They were built not to be looked at but to be lived in. Frank Lloyd Wright’s Fawcett House in Los Banos, CA, is considered one of his masterpieces, being built in 1955.
The single-story structure has a total square footage of 3800 square feet, designed in a triangular grid base. The complete design aspect is triangular, even in details such as the carpet for the living room and triangular shaped skylights to let natural light inside.
From the carport driveway to the forecourt leading to the main entrance, the structure is winged out in three different directions, capturing once again the triangular theme.
In the living room, the dominant feature is the inverted pyramid shaped fireplace, complete with cauldron and intricate carved woodwork panels and built in seating. Just off the living room is the dining room and kitchen, separated by the same intricately carved woodwork panel encountered in the living room.
Following a narrow hallway, the playroom becomes visible as if one is entering a grand space. This concept, Frank Lloyd Wright applied in many of his designs, the first being in his own house in Oak Park Chicago. From the playroom, there a full view of the swimming pool and terrace.

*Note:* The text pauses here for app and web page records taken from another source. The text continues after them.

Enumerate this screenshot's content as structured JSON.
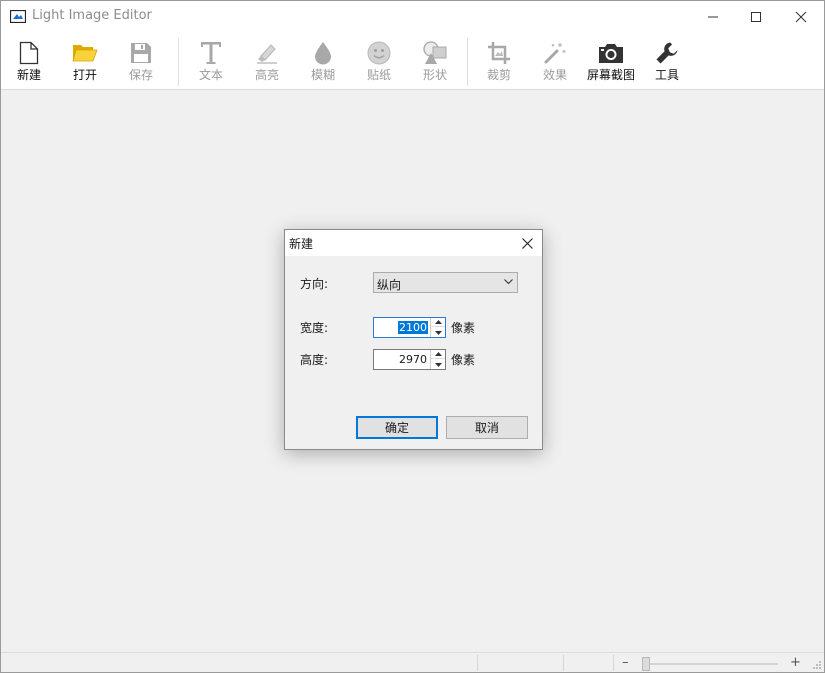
{
  "window": {
    "title": "Light Image Editor"
  },
  "toolbar": {
    "items": [
      {
        "label": "新建",
        "icon": "new-file-icon",
        "enabled": true
      },
      {
        "label": "打开",
        "icon": "folder-open-icon",
        "enabled": true
      },
      {
        "label": "保存",
        "icon": "save-icon",
        "enabled": false
      },
      {
        "label": "文本",
        "icon": "text-icon",
        "enabled": false
      },
      {
        "label": "高亮",
        "icon": "highlighter-icon",
        "enabled": false
      },
      {
        "label": "模糊",
        "icon": "blur-drop-icon",
        "enabled": false
      },
      {
        "label": "贴纸",
        "icon": "sticker-smiley-icon",
        "enabled": false
      },
      {
        "label": "形状",
        "icon": "shapes-icon",
        "enabled": false
      },
      {
        "label": "裁剪",
        "icon": "crop-icon",
        "enabled": false
      },
      {
        "label": "效果",
        "icon": "magic-wand-icon",
        "enabled": false
      },
      {
        "label": "屏幕截图",
        "icon": "camera-icon",
        "enabled": true
      },
      {
        "label": "工具",
        "icon": "wrench-icon",
        "enabled": true
      }
    ]
  },
  "dialog": {
    "title": "新建",
    "orientation_label": "方向:",
    "orientation_value": "纵向",
    "width_label": "宽度:",
    "width_value": "2100",
    "height_label": "高度:",
    "height_value": "2970",
    "unit": "像素",
    "ok_label": "确定",
    "cancel_label": "取消"
  },
  "statusbar": {
    "zoom_minus": "–",
    "zoom_plus": "+"
  },
  "colors": {
    "accent": "#0078d7",
    "folder": "#f5c400",
    "enabled_icon": "#333333",
    "disabled_icon": "#a8a8a8"
  }
}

On the opposite side of the living quarters, the bedroom wing spreads out like a bird taking flight. It consists of four bedrooms and a grand master bedroom complete with en-suite bathroom.
Fortunately, as many other Frank Lloyd Wright’s houses, also the Fawcett House has been restored. In July, 2012 a full restoration of Fawcett House was made possible by architect Arthur Dyson.
He studied the original plan extensively and in close collaboration with the Frank Lloyd Wright Foundation, the Frank Lloyd Wright Archives, members of the Taliesin Fellowship and owners of the house, the restoration took place. This restoration allowed the Fawcett House to reclaim its place as a representative of Frank Lloyd Wright’s architecture.
Photo by Mark Haddawy